◆ Try it
Please print all of the records that follow with nothing altered.

◆ Record excerpts
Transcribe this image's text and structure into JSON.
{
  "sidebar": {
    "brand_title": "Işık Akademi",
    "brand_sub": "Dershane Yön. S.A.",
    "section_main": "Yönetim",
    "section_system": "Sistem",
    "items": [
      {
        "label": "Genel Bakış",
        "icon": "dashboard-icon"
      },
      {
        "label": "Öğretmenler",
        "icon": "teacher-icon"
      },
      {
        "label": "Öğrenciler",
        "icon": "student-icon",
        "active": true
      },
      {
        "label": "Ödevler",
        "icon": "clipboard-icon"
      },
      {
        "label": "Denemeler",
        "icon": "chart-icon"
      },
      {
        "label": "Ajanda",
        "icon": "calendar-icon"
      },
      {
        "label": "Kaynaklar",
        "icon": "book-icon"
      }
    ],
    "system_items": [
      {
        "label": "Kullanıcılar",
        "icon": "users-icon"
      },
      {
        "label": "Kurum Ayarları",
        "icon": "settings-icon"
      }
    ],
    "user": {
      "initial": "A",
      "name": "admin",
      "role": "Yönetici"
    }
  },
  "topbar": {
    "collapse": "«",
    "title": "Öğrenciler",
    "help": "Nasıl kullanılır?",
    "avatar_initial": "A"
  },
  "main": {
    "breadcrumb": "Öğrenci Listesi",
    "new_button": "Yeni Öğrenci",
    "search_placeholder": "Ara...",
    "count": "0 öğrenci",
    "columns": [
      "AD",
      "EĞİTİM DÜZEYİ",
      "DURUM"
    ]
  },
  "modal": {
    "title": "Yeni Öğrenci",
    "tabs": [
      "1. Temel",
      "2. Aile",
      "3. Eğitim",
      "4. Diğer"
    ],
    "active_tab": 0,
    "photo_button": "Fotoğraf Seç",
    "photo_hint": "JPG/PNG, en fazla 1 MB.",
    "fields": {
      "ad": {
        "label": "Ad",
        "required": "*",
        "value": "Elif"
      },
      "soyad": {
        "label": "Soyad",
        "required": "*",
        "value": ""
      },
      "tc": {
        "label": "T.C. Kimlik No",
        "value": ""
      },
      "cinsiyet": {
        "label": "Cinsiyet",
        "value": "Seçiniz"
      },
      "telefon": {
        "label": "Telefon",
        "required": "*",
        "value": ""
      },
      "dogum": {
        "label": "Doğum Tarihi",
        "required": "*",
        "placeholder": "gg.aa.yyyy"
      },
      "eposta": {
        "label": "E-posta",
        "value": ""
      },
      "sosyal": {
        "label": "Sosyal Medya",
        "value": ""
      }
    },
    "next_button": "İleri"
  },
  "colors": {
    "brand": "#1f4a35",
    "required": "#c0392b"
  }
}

◆ Response to the exercise
Transcribe this image's text and structure into JSON.
{
  "sidebar": {
    "brand_title": "Işık Akademi",
    "brand_sub": "Dershane Yön. S.A.",
    "section_main": "Yönetim",
    "section_system": "Sistem",
    "items": [
      {
        "label": "Genel Bakış",
        "icon": "dashboard-icon"
      },
      {
        "label": "Öğretmenler",
        "icon": "teacher-icon"
      },
      {
        "label": "Öğrenciler",
        "icon": "student-icon",
        "active": true
      },
      {
        "label": "Ödevler",
        "icon": "clipboard-icon"
      },
      {
        "label": "Denemeler",
        "icon": "chart-icon"
      },
      {
        "label": "Ajanda",
        "icon": "calendar-icon"
      },
      {
        "label": "Kaynaklar",
        "icon": "book-icon"
      }
    ],
    "system_items": [
      {
        "label": "Kullanıcılar",
        "icon": "users-icon"
      },
      {
        "label": "Kurum Ayarları",
        "icon": "settings-icon"
      }
    ],
    "user": {
      "initial": "A",
      "name": "admin",
      "role": "Yönetici"
    }
  },
  "topbar": {
    "collapse": "«",
    "title": "Öğrenciler",
    "help": "Nasıl kullanılır?",
    "avatar_initial": "A"
  },
  "main": {
    "breadcrumb": "Öğrenci Listesi",
    "new_button": "Yeni Öğrenci",
    "search_placeholder": "Ara...",
    "count": "0 öğrenci",
    "columns": [
      "AD",
      "EĞİTİM DÜZEYİ",
      "DURUM"
    ]
  },
  "modal": {
    "title": "Yeni Öğrenci",
    "tabs": [
      "1. Temel",
      "2. Aile",
      "3. Eğitim",
      "4. Diğer"
    ],
    "active_tab": 0,
    "photo_button": "Fotoğraf Seç",
    "photo_hint": "JPG/PNG, en fazla 1 MB.",
    "fields": {
      "ad": {
        "label": "Ad",
        "required": "*",
        "value": "Elif"
      },
      "soyad": {
        "label": "Soyad",
        "required": "*",
        "value": ""
      },
      "tc": {
        "label": "T.C. Kimlik No",
        "value": ""
      },
      "cinsiyet": {
        "label": "Cinsiyet",
        "value": "Seçiniz"
      },
      "telefon": {
        "label": "Telefon",
        "required": "*",
        "value": ""
      },
      "dogum": {
        "label": "Doğum Tarihi",
        "required": "*",
        "placeholder": "gg.aa.yyyy"
      },
      "eposta": {
        "label": "E-posta",
        "value": ""
      },
      "sosyal": {
        "label": "Sosyal Medya",
        "value": ""
      }
    },
    "next_button": "İleri"
  },
  "colors": {
    "brand": "#1f4a35",
    "required": "#c0392b"
  }
}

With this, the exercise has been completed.